Jason Goldman to take an advisory role for the microblogging company at month's end.
(click image for larger view)
Slideshow: Top 5 Twitter Clients Revealed
After about three years at the firm, VP of product Jason Goldman will leave Twitter at the end of the month, taking on an advisory role at the microblogging company.
He revealed his plans to leave Twitter's day-to-day operations during a presentation at the LeWeb Conference, and had told his team last week. Goldman, who oversaw the launch of the "New Twitter" earlier this year, did not disclose any of his other future plans, other than telling conference attendees he needed a break. On Wednesday, he discussed his departure on Twitter, naturally.
"Thanks so much everyone at Twitter for the best job I could ever imagine. It's been amazing and I think the future will be even brighter," Goldman tweeted on Wednesday morning.
Goldman, who joined Twitter in 2007, is most proud of three accomplishments during his tenure, he said. They include the strength of the company's product and design team; many of the "unglamorous tasks, like running SQL against the live db to get the number [of] tweets per sec during Election 2008"; and "building a company based on common values like open communication, ambition tempered by humility... [and] bad jokes," he tweeted.
During his time on the LeWeb stage, however, Goldman did not only talk about his departure from Twitter. His session also included a discussion of the site's redesign and the company's ongoing evolution.
"In the future, it will be a new place where innovation can happen, and folks find new ways of moving beyond the tweet, including content from the outside world," Goldman said, according to Mobile Entertainment.
Goldman will work with Twitter to find a replacement. He previously worked with company co-founders Evan Williams and Biz Stone at Blogger, before Google acquired the company, and remained at Google before rejoining Williams and Stone at Twitter.
Building A Mobile Business MindsetAmong 688 respondents, 46% have deployed mobile apps, with an additional 24% planning to in the next year.

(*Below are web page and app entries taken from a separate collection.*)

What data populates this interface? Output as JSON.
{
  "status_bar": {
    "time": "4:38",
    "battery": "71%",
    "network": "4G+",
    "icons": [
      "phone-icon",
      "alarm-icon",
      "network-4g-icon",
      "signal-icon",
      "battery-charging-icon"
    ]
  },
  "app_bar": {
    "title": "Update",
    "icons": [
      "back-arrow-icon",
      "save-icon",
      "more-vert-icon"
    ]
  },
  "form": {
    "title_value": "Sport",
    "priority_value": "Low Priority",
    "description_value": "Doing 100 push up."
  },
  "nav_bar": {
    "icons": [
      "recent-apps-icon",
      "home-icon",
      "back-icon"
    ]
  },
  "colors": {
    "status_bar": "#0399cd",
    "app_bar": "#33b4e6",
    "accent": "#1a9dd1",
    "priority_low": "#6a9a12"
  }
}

Soon all apps will look like mobile apps – and it's past time for those with no plans to get cracking.